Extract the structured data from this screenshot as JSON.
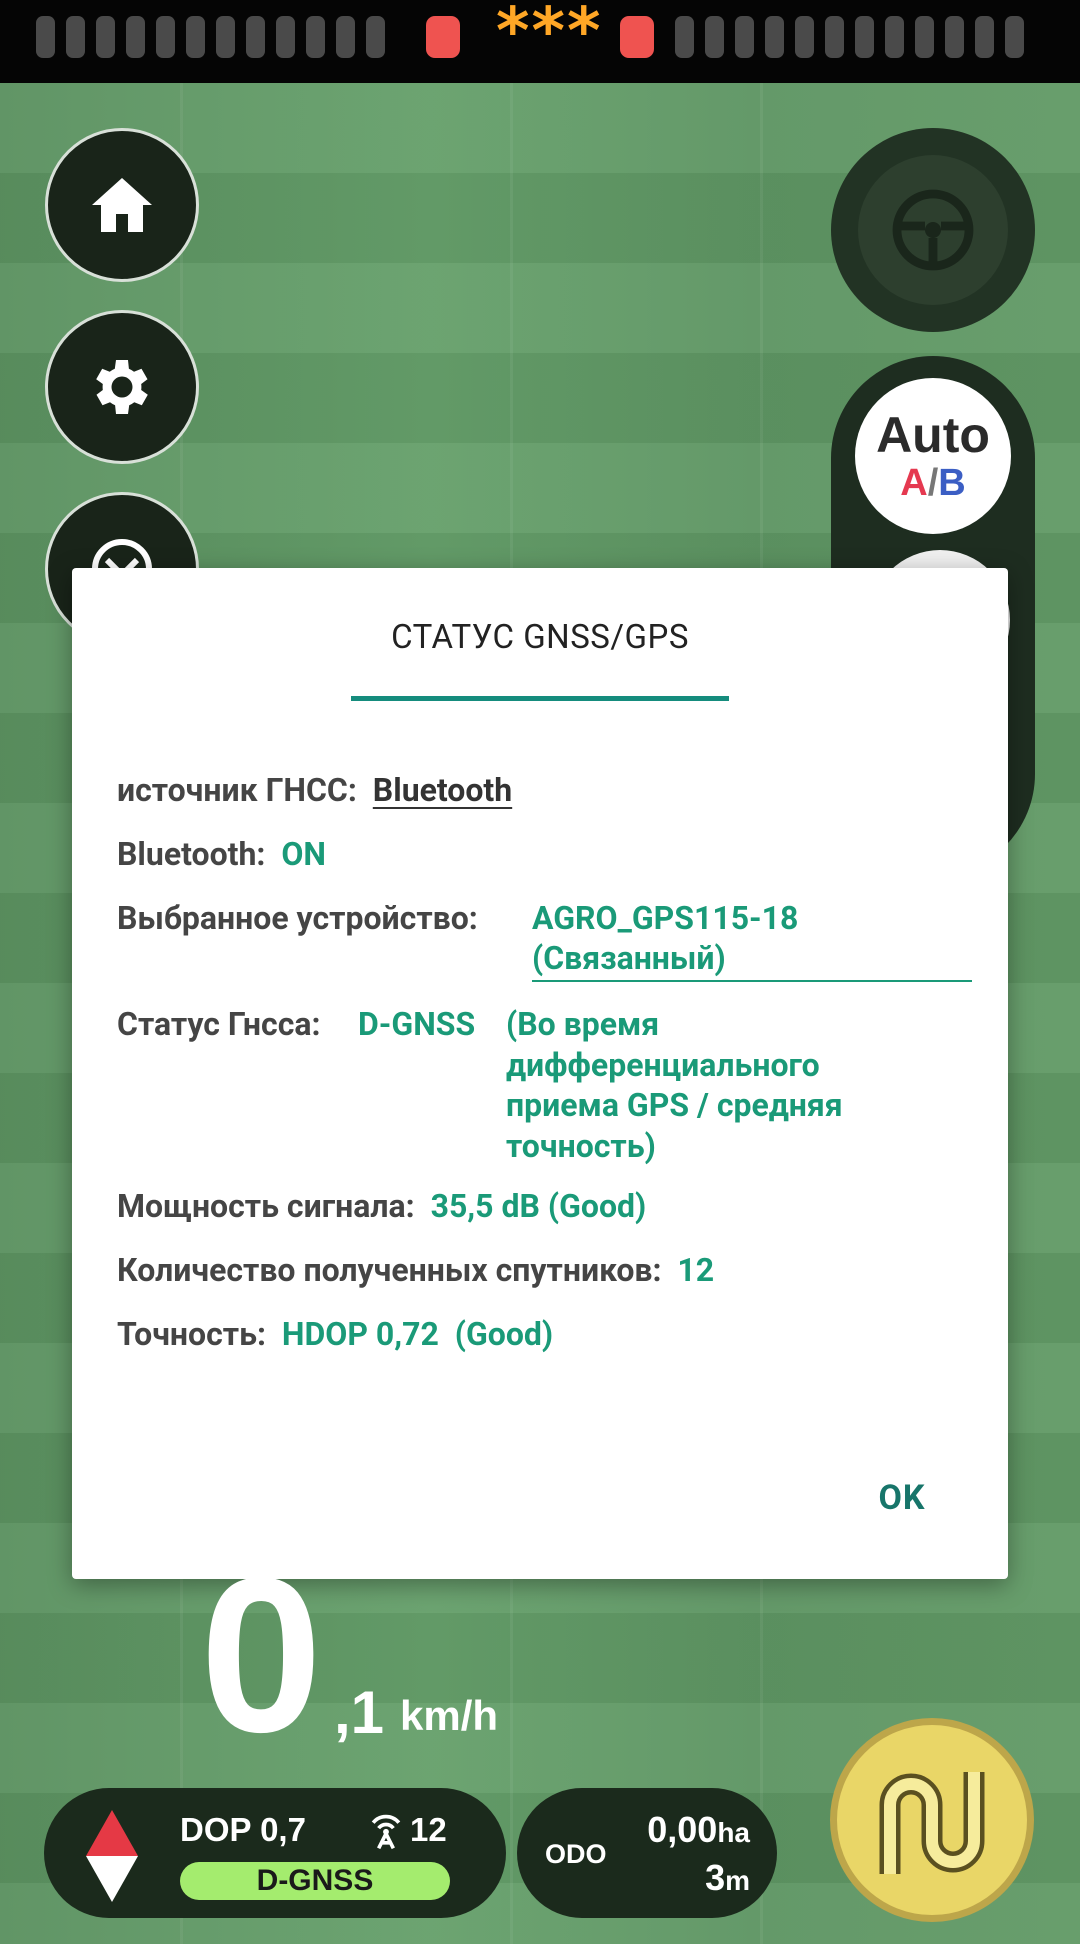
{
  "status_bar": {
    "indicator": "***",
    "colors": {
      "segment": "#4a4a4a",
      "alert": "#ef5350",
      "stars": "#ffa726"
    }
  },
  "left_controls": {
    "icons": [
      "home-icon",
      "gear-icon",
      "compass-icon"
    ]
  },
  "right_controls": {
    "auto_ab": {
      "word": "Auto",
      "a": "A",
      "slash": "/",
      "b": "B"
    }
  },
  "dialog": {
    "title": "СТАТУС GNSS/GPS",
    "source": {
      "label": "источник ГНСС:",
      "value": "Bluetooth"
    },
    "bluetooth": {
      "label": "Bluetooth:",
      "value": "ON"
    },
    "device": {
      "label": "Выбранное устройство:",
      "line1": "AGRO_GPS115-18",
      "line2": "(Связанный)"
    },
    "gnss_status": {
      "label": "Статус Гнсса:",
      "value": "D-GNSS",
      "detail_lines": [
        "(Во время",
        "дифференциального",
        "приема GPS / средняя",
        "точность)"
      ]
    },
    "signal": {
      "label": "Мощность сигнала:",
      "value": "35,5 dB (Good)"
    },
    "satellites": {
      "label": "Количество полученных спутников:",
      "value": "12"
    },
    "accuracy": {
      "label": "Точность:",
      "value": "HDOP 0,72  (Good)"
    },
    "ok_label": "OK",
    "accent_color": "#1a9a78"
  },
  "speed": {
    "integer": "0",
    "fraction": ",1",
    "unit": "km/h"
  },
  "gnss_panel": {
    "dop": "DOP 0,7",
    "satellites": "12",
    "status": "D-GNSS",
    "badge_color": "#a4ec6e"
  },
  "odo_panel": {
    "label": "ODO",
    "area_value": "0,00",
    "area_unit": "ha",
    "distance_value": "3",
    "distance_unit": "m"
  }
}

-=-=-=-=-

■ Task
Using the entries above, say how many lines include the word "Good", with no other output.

■ Task output
2